You should attend FSCI, here is why.
FSCI is a unique experience that will place you in the middle of an ongoing conversation about open access and scholarly communication. Researchers, librarians, and other specialists get together to teach, learn, and strategize, impulsing change. But FSCI is much more than that.
I first heard of Force 11 around 2013 in the context of research dissemination, open access, and (self)-archiving. Although I have been advocating Open Access without restrictions for some time, I never before had the opportunity of attending either the Force11 conferences or FSCI. A generous scholarship made it possible for me to attend FSCI 2019.
After more than 20 years of working at universities, it is easy to become nested within one’s own crowd, following familiar routines. Perhaps, for this reason, it was a stimulating experience to arrive at UCLA this past August to encounter an incredibly diverse crowd with the clear and common objective of learning about scholarly communications and finding new ways to approach the way in which we publish and distribute research.
The courses I attended were informative, challenging, but also compelling. The instructors were knowledgeable and approachable and participants, in general, contributed to a welcoming environment where it was almost impossible not to feel included. I would be hard-pressed to recall other academic events in recent years, in which I had so quickly felt at ease and as if I were part of the crowd. Moreover, the organizers made a deliberate effort to ask our opinion on almost every aspect of the summer institute.
One of the main reasons I wanted to attend FSCI 2019 was the course dictated by Thomas Hervé Mboa Nkoudou, “A Decolonized Approach to Scholarly Communication,” where I hoped to identify the ways in which structural factors uphold soft domination and tend towards the exclusion of certain parties. The course was exactly what I was hoping for and then some more. Thomas’ examples have served me well in beginning to decolonize my syllabus, as well as my own writing and research. A particularly useful resource came in the form of a set of notes for the self-assessment of citational practices, written by Angela Okune, which is useful when writing but also as a tool to measure whether other researchers’ works go beyond the status quo.

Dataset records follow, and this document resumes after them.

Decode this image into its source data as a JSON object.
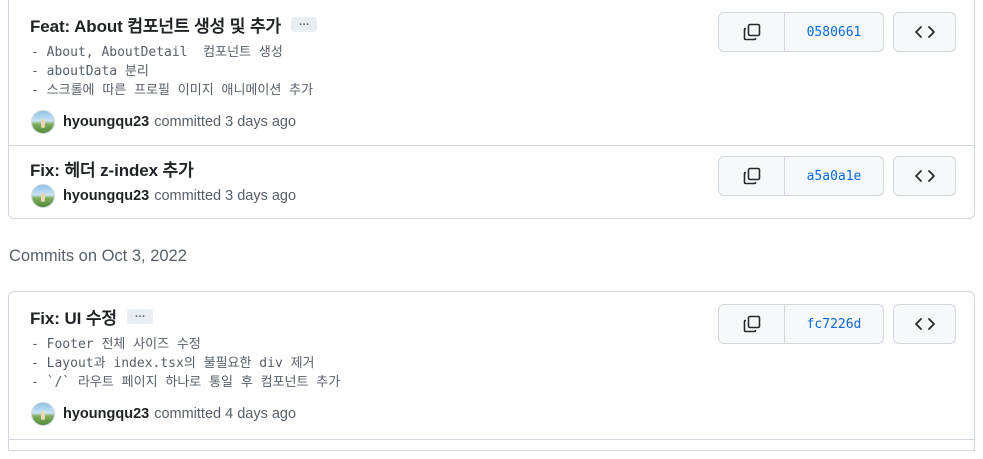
{
  "groups": [
    {
      "header": "",
      "commits": [
        {
          "title": "Feat: About 컴포넌트 생성 및 추가",
          "ellipsis": "…",
          "description": "- About, AboutDetail  컴포넌트 생성\n- aboutData 분리\n- 스크롤에 따른 프로필 이미지 애니메이션 추가",
          "author": "hyoungqu23",
          "committed": "committed 3 days ago",
          "sha": "0580661",
          "copy_icon": "copy-icon",
          "browse_icon": "code-icon"
        },
        {
          "title": "Fix: 헤더 z-index 추가",
          "author": "hyoungqu23",
          "committed": "committed 3 days ago",
          "sha": "a5a0a1e",
          "copy_icon": "copy-icon",
          "browse_icon": "code-icon"
        }
      ]
    },
    {
      "header": "Commits on Oct 3, 2022",
      "commits": [
        {
          "title": "Fix: UI 수정",
          "ellipsis": "…",
          "description": "- Footer 전체 사이즈 수정\n- Layout과 index.tsx의 불필요한 div 제거\n- `/` 라우트 페이지 하나로 통일 후 컴포넌트 추가",
          "author": "hyoungqu23",
          "committed": "committed 4 days ago",
          "sha": "fc7226d",
          "copy_icon": "copy-icon",
          "browse_icon": "code-icon"
        }
      ]
    }
  ],
  "colors": {
    "link": "#0969da",
    "muted": "#57606a",
    "border": "#d0d7de",
    "button_bg": "#f6f8fa"
  }
}
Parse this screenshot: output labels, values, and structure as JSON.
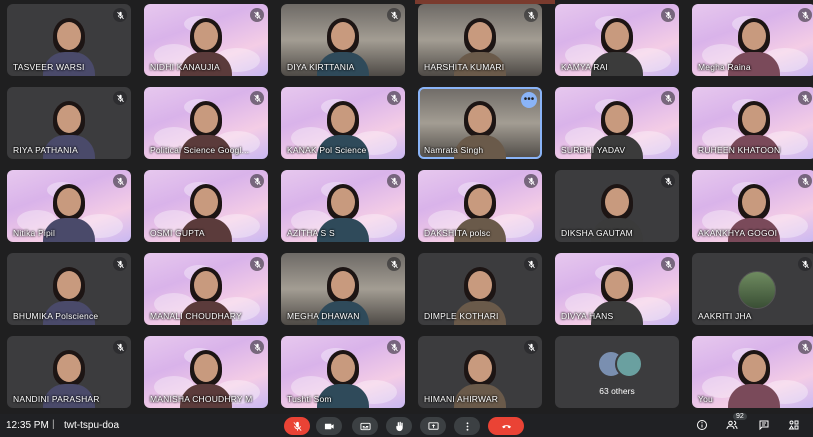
{
  "participants": [
    {
      "name": "TASVEER WARSI",
      "bg": "dark"
    },
    {
      "name": "NIDHI KANAUJIA",
      "bg": "pink"
    },
    {
      "name": "DIYA KIRTTANIA",
      "bg": "room"
    },
    {
      "name": "HARSHITA KUMARI",
      "bg": "room"
    },
    {
      "name": "KAMYA RAI",
      "bg": "pink"
    },
    {
      "name": "Megha Raina",
      "bg": "pink"
    },
    {
      "name": "RIYA PATHANIA",
      "bg": "dark"
    },
    {
      "name": "Political Science Googl...",
      "bg": "pink"
    },
    {
      "name": "KANAK Pol Science",
      "bg": "pink"
    },
    {
      "name": "Namrata Singh",
      "bg": "room",
      "active": true
    },
    {
      "name": "SURBHI YADAV",
      "bg": "pink"
    },
    {
      "name": "RUHEEN KHATOON",
      "bg": "pink"
    },
    {
      "name": "Nitika Pipil",
      "bg": "pink"
    },
    {
      "name": "OSMI GUPTA",
      "bg": "pink"
    },
    {
      "name": "AZITHA S S",
      "bg": "pink"
    },
    {
      "name": "DAKSHITA polsc",
      "bg": "pink"
    },
    {
      "name": "DIKSHA GAUTAM",
      "bg": "dark"
    },
    {
      "name": "AKANKHYA GOGOI",
      "bg": "pink"
    },
    {
      "name": "BHUMIKA Polscience",
      "bg": "dark"
    },
    {
      "name": "MANALI CHOUDHARY",
      "bg": "pink"
    },
    {
      "name": "MEGHA DHAWAN",
      "bg": "room"
    },
    {
      "name": "DIMPLE KOTHARI",
      "bg": "dark"
    },
    {
      "name": "DIVYA HANS",
      "bg": "pink"
    },
    {
      "name": "AAKRITI JHA",
      "bg": "dark",
      "avatar": true
    },
    {
      "name": "NANDINI PARASHAR",
      "bg": "dark"
    },
    {
      "name": "MANISHA CHOUDHRY M",
      "bg": "pink"
    },
    {
      "name": "Tushti Som",
      "bg": "pink"
    },
    {
      "name": "HIMANI AHIRWAR",
      "bg": "dark"
    },
    {
      "name": "",
      "bg": "dark",
      "others": "63 others"
    },
    {
      "name": "You",
      "bg": "pink"
    }
  ],
  "more_options_glyph": "•••",
  "toolbar": {
    "time": "12:35 PM",
    "separator": "|",
    "meeting_code": "twt-tspu-doa",
    "participants_count": "92"
  },
  "colors": {
    "accent": "#8ab4f8",
    "danger": "#ea4335",
    "background": "#1f1f20",
    "tile_dark": "#3c3c3e"
  }
}
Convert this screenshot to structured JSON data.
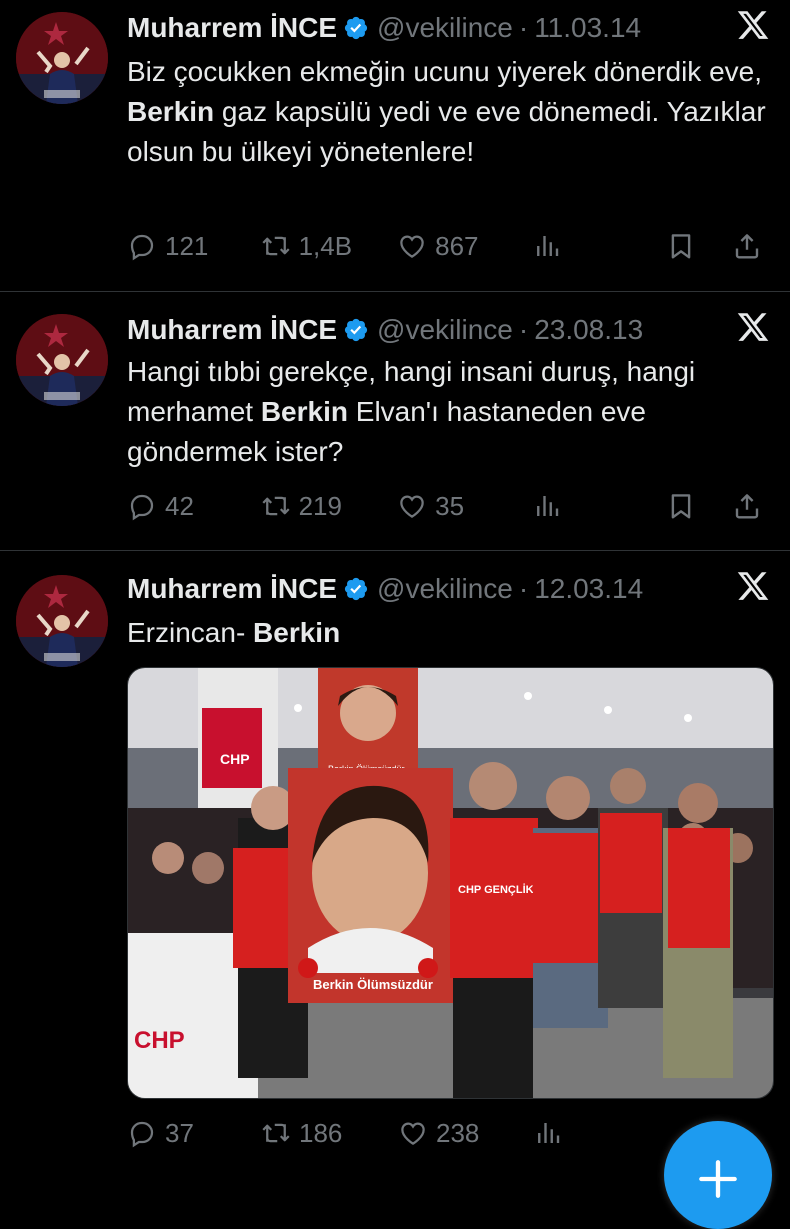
{
  "colors": {
    "background": "#000000",
    "text": "#e7e9ea",
    "muted": "#71767b",
    "verified": "#1d9bf0",
    "fab": "#1d9bf0"
  },
  "tweets": [
    {
      "name": "Muharrem İNCE",
      "handle": "@vekilince",
      "separator": "·",
      "date": "11.03.14",
      "text_parts": [
        "Biz çocukken ekmeğin ucunu yiyerek dönerdik eve, ",
        "Berkin",
        " gaz kapsülü yedi ve eve dönemedi. Yazıklar olsun bu ülkeyi yönetenlere!"
      ],
      "replies": "121",
      "retweets": "1,4B",
      "likes": "867"
    },
    {
      "name": "Muharrem İNCE",
      "handle": "@vekilince",
      "separator": "·",
      "date": "23.08.13",
      "text_parts": [
        "Hangi tıbbi gerekçe, hangi insani duruş, hangi merhamet ",
        "Berkin",
        " Elvan'ı hastaneden eve göndermek ister?"
      ],
      "replies": "42",
      "retweets": "219",
      "likes": "35"
    },
    {
      "name": "Muharrem İNCE",
      "handle": "@vekilince",
      "separator": "·",
      "date": "12.03.14",
      "text_parts": [
        "Erzincan- ",
        "Berkin",
        ""
      ],
      "replies": "37",
      "retweets": "186",
      "likes": "238",
      "media": {
        "poster_caption": "Berkin Ölümsüzdür",
        "small_poster_caption": "Berkin Ölümsüzdür",
        "vest_text": "CHP GENÇLİK KOLLARI",
        "banner_text": "CHP",
        "flag_text": "CHP"
      }
    }
  ],
  "icons": {
    "avatar": "profile-photo",
    "verified": "verified-badge-icon",
    "platform": "x-logo-icon",
    "reply": "reply-icon",
    "retweet": "retweet-icon",
    "like": "heart-icon",
    "views": "views-icon",
    "bookmark": "bookmark-icon",
    "share": "share-icon",
    "compose": "plus-icon"
  }
}
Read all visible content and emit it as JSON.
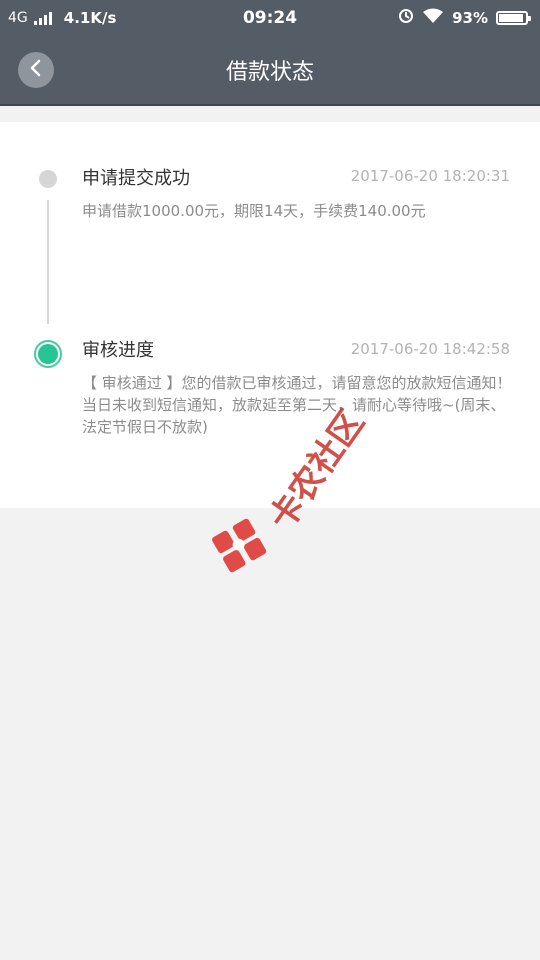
{
  "status_bar": {
    "network": "4G",
    "speed": "4.1K/s",
    "time": "09:24",
    "battery": "93%",
    "battery_level": 0.93
  },
  "header": {
    "back_icon": "chevron-left-icon",
    "title": "借款状态"
  },
  "timeline": [
    {
      "title": "申请提交成功",
      "time": "2017-06-20 18:20:31",
      "desc": "申请借款1000.00元，期限14天，手续费140.00元",
      "state": "done"
    },
    {
      "title": "审核进度",
      "time": "2017-06-20 18:42:58",
      "desc": "【 审核通过 】您的借款已审核通过，请留意您的放款短信通知！当日未收到短信通知，放款延至第二天，请耐心等待哦~(周末、法定节假日不放款)",
      "state": "current"
    }
  ],
  "watermark": {
    "text": "卡农社区"
  },
  "colors": {
    "header_bg": "#545c66",
    "accent_green": "#27c494",
    "page_bg": "#f2f2f2"
  }
}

For me, this prompted me to press on with the idea of building a bibliography of scholars working within the medieval studies area with a focus on BIPOC and other minorities, as well as to start such work within the field textual scholarship.
The linguistic register developed in the context of the course has already had an impact on my writing. The concepts of epistemic alienation and cognitive justice are fundamental to our understanding of the systemic inequalities which are still alive and well in the world of scholarly communications.
At my own institution, I’m planning brief workshops based on some of the things I learned during FSCI 2019. We have scheduled a workshop entitled “Academic Identity Online” for October 2019, and we hope to offer a seminar on “Decolonized research.”
However, to list the courses, to state what one might have learned in a classroom, or to point out what initiatives sprung from having been there, would be selling FSCI short. In reality, it is the community that makes FSCI such a rich experience. The social program, with receptions, the do-a-thon, and the battledecks are an integral part of FSCI and prompted ongoing conversations on all sorts of topics relating to scholarly communications and possible collaborative enterprises.
Anyone who has not yet attended FSCI should plan to be there in 2020. If you decide to attend, you should make sure you participate in all the less-structured events (the lightning talks, the do-a-thon, birds-of-a-feather), if you do, you might come up with great ideas to implement in your own institution, your research, and even your day-to-day life.